━━ DATA FOR THIS EXERCISE ━━
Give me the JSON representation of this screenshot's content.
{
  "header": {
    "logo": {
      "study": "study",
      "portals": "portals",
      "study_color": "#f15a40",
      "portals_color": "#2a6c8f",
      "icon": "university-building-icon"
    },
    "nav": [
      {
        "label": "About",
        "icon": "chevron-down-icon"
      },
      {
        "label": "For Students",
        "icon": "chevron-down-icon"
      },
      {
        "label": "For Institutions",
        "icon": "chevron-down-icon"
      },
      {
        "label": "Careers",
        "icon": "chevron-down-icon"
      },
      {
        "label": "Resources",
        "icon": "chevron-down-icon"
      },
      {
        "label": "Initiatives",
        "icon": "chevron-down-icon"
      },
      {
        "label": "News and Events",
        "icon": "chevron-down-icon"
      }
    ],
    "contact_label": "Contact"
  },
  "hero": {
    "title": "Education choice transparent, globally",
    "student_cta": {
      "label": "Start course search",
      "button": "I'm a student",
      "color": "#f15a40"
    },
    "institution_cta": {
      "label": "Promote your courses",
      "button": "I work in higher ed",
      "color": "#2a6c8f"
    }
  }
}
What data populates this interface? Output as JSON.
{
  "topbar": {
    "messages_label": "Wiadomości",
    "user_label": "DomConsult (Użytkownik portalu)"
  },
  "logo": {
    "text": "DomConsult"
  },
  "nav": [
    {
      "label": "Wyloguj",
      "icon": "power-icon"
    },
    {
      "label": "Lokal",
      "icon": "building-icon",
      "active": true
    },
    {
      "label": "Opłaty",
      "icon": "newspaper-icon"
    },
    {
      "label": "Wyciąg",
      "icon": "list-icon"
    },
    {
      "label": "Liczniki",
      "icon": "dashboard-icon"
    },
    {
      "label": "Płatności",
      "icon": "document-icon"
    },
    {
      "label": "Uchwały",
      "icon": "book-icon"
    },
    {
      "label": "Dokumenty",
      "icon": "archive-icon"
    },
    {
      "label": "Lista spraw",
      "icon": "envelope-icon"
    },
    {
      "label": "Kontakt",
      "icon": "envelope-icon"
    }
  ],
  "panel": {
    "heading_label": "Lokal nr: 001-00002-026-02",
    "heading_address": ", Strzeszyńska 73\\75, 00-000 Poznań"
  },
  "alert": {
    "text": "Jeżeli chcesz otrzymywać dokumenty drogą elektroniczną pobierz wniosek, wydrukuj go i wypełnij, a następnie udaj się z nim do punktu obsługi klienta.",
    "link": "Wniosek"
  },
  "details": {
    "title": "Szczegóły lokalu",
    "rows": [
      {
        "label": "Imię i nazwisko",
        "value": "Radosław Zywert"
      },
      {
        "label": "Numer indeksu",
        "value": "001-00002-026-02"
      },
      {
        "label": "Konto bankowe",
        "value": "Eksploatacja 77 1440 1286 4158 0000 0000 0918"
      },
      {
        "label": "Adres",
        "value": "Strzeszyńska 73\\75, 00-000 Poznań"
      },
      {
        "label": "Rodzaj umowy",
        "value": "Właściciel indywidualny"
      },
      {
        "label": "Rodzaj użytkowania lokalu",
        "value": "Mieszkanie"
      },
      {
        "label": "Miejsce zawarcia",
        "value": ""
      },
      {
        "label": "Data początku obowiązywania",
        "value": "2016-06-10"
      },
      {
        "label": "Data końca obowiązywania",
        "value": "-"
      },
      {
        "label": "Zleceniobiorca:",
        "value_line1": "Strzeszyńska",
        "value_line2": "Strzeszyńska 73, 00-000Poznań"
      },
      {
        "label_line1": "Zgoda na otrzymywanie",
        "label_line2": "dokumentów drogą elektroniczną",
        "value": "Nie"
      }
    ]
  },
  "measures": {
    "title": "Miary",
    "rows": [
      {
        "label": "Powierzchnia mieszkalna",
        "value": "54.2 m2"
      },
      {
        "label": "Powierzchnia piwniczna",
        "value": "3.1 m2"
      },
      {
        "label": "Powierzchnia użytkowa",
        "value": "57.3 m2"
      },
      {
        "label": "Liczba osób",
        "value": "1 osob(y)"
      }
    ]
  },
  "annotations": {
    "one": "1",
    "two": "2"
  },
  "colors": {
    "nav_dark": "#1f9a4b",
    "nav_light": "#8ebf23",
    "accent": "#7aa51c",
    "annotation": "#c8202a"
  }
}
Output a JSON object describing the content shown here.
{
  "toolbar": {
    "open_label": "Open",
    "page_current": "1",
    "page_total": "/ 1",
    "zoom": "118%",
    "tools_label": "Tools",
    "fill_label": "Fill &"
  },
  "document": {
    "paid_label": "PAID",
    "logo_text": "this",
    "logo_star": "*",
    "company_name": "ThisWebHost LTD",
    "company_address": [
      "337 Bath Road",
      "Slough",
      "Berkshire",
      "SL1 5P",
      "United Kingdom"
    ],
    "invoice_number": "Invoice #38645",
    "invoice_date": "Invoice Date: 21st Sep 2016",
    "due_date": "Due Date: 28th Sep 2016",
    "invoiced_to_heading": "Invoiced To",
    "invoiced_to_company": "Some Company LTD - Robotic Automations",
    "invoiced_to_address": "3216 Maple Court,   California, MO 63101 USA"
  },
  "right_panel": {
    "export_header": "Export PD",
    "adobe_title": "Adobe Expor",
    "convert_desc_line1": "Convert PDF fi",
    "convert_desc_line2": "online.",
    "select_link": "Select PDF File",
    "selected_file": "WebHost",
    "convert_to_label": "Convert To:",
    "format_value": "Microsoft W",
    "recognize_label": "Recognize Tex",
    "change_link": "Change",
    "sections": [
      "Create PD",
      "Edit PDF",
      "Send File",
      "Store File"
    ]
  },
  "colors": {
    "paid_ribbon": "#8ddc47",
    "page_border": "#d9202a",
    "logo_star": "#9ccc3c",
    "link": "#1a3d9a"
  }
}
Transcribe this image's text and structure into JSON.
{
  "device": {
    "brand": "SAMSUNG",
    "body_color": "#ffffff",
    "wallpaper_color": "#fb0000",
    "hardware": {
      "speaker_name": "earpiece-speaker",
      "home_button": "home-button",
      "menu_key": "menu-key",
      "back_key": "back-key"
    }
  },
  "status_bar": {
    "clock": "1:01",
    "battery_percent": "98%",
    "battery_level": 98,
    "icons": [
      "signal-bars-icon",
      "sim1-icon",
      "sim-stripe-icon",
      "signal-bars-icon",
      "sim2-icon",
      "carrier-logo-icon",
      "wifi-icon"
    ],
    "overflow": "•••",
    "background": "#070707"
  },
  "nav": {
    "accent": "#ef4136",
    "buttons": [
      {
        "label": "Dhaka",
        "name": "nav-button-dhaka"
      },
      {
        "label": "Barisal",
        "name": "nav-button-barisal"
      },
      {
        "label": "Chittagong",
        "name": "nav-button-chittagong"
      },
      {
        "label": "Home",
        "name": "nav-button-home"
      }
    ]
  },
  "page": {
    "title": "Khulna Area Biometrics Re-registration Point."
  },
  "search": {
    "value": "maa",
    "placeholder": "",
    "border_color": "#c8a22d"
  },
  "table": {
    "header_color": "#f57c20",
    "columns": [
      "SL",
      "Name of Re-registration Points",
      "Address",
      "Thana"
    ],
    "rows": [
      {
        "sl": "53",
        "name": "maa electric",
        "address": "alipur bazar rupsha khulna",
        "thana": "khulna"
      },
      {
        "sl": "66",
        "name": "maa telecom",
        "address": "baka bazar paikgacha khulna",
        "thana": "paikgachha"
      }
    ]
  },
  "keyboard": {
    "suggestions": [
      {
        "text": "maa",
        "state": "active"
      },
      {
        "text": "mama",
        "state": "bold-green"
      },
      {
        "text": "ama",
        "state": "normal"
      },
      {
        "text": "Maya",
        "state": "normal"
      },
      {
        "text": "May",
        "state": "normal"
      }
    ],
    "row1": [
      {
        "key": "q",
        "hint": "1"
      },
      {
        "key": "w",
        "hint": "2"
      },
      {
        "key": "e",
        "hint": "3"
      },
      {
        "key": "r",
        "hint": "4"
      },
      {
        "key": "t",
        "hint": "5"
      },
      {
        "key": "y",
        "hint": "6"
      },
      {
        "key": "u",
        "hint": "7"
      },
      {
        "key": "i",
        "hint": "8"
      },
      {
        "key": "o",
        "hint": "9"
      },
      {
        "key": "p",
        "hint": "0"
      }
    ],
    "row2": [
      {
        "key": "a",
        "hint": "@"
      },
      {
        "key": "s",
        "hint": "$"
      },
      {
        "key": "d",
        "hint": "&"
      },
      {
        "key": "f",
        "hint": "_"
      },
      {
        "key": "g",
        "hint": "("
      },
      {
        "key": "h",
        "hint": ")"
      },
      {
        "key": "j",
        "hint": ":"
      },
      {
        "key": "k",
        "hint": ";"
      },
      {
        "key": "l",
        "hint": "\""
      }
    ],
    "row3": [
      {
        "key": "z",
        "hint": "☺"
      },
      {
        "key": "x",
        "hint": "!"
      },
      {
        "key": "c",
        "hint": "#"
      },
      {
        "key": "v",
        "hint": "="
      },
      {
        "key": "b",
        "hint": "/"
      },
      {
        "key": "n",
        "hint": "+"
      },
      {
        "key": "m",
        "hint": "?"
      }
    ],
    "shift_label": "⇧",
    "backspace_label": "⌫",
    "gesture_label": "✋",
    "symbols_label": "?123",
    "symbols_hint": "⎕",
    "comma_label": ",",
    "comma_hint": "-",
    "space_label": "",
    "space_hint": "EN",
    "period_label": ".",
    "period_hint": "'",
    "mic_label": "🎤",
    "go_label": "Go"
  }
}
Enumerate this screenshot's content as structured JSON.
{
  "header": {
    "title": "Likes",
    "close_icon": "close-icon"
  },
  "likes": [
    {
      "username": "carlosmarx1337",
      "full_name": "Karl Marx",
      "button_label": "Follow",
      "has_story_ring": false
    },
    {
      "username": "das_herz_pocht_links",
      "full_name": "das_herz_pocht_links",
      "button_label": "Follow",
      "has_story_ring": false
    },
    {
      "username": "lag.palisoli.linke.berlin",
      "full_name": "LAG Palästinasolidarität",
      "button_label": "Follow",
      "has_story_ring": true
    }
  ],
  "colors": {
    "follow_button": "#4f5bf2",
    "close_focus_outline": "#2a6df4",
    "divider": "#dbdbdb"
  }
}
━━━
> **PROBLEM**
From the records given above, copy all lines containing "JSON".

> **YOUR SOLUTION**
Give me the JSON representation of this screenshot's content.
What data populates this interface? Output as JSON.
Output a JSON object describing the content shown here.
Transcribe this image's text and structure into JSON.
Enumerate this screenshot's content as structured JSON.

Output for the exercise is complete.